Saved entries
··········
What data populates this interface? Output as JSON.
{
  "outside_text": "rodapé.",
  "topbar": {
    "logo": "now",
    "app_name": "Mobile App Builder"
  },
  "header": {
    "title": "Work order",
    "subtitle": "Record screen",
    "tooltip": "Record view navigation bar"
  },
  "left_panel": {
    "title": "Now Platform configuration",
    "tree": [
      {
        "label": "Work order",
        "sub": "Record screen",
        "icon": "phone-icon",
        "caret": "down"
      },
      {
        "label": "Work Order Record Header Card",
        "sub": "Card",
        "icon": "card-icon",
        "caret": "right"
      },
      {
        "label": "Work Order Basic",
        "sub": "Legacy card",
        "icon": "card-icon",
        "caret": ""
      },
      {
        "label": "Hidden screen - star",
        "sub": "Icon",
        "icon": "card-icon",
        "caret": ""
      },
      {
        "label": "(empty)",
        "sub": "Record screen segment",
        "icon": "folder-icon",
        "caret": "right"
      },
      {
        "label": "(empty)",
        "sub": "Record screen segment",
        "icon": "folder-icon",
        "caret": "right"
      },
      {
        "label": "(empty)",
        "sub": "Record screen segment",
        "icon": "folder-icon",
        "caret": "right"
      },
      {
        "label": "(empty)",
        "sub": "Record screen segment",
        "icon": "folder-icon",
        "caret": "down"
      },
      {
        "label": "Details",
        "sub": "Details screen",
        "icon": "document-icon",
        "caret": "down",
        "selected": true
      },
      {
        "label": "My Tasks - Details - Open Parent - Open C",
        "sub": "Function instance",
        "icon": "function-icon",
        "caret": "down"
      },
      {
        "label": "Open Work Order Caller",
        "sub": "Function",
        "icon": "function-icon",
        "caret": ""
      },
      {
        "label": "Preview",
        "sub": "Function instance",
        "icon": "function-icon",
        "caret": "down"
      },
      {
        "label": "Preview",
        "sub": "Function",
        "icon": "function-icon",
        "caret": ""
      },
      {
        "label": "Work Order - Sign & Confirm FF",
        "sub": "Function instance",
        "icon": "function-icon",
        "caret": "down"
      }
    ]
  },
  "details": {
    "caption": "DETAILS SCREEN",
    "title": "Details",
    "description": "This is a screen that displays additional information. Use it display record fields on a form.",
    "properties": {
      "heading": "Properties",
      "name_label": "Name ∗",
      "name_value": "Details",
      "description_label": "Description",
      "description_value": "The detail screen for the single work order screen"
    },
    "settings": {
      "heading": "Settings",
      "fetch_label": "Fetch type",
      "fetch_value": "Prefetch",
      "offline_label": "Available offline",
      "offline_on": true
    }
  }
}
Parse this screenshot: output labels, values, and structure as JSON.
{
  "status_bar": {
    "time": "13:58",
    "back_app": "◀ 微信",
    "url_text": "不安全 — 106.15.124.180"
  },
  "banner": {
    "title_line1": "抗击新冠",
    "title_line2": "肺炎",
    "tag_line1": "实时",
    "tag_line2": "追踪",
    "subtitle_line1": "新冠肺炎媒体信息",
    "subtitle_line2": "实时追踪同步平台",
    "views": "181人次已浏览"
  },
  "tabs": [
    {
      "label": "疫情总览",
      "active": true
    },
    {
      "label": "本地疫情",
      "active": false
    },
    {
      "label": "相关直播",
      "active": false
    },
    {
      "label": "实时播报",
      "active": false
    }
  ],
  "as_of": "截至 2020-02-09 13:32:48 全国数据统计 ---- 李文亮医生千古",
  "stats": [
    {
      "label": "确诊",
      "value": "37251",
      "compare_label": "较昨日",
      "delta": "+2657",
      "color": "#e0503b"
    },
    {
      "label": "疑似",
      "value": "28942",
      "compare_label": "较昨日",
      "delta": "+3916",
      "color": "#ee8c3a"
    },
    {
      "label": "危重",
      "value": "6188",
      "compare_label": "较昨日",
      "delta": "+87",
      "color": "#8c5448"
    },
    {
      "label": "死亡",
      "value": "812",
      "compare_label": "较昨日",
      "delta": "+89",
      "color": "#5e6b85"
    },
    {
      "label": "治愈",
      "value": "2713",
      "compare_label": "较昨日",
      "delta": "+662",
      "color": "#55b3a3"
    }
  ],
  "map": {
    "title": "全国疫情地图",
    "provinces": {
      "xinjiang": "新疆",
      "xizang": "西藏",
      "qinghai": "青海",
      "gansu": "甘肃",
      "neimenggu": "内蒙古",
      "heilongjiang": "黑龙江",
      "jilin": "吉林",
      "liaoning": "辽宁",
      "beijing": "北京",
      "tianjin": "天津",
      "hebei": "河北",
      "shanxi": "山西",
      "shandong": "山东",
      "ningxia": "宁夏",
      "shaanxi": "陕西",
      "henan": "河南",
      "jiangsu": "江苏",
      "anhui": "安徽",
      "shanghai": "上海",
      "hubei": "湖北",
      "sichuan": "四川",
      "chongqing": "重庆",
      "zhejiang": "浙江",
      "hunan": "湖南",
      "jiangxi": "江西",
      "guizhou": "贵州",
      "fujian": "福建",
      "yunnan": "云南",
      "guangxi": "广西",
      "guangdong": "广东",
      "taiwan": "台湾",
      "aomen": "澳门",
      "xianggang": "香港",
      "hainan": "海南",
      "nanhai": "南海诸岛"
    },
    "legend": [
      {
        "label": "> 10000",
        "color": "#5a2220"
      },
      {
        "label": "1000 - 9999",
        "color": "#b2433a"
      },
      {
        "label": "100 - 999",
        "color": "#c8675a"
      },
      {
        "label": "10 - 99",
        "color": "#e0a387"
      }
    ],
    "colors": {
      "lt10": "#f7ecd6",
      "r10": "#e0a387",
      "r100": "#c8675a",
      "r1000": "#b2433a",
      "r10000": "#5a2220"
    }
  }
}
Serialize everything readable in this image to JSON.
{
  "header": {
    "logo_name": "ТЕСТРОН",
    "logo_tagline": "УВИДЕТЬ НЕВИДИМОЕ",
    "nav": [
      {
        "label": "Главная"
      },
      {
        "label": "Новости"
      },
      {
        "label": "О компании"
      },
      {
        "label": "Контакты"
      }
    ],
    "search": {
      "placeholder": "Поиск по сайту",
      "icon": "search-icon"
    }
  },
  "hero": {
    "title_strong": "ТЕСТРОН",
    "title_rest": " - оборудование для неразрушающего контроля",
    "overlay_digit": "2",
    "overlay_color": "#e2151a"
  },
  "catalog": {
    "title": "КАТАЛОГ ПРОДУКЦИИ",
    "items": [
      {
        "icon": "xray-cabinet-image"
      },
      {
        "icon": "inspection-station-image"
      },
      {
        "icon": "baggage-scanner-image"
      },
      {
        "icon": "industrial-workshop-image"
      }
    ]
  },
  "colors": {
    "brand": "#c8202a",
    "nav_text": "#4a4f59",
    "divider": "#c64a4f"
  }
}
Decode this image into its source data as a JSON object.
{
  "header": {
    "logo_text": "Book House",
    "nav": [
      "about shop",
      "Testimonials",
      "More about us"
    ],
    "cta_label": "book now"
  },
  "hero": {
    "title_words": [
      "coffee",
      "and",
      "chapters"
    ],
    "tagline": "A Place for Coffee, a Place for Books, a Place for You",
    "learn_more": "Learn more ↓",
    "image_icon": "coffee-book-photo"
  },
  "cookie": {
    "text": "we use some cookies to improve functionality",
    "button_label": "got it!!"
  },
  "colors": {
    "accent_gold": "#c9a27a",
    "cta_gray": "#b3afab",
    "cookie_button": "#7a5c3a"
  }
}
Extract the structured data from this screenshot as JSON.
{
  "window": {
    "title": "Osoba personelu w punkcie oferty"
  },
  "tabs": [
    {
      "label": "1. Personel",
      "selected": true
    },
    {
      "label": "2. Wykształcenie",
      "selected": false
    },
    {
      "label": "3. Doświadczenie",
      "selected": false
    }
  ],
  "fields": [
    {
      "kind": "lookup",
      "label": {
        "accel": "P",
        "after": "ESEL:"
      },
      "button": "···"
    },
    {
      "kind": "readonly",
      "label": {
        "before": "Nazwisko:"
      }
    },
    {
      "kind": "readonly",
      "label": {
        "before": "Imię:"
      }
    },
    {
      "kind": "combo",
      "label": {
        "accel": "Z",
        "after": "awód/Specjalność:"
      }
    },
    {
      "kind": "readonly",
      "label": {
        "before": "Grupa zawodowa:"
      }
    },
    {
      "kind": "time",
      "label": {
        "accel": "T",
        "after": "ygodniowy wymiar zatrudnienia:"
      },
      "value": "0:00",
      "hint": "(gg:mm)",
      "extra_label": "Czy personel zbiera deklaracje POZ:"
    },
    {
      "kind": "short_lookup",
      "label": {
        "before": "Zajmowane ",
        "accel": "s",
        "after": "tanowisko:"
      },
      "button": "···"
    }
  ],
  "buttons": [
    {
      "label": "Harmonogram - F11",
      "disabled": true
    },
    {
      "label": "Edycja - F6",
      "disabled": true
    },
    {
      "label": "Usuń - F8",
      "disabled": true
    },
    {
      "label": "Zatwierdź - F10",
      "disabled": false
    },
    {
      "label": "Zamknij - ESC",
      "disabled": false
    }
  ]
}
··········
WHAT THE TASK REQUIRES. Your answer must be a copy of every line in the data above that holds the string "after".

ANSWER TO THIS TASK.
        "after": "ESEL:"
        "after": "awód/Specjalność:"
        "after": "ygodniowy wymiar zatrudnienia:"
        "after": "tanowisko:"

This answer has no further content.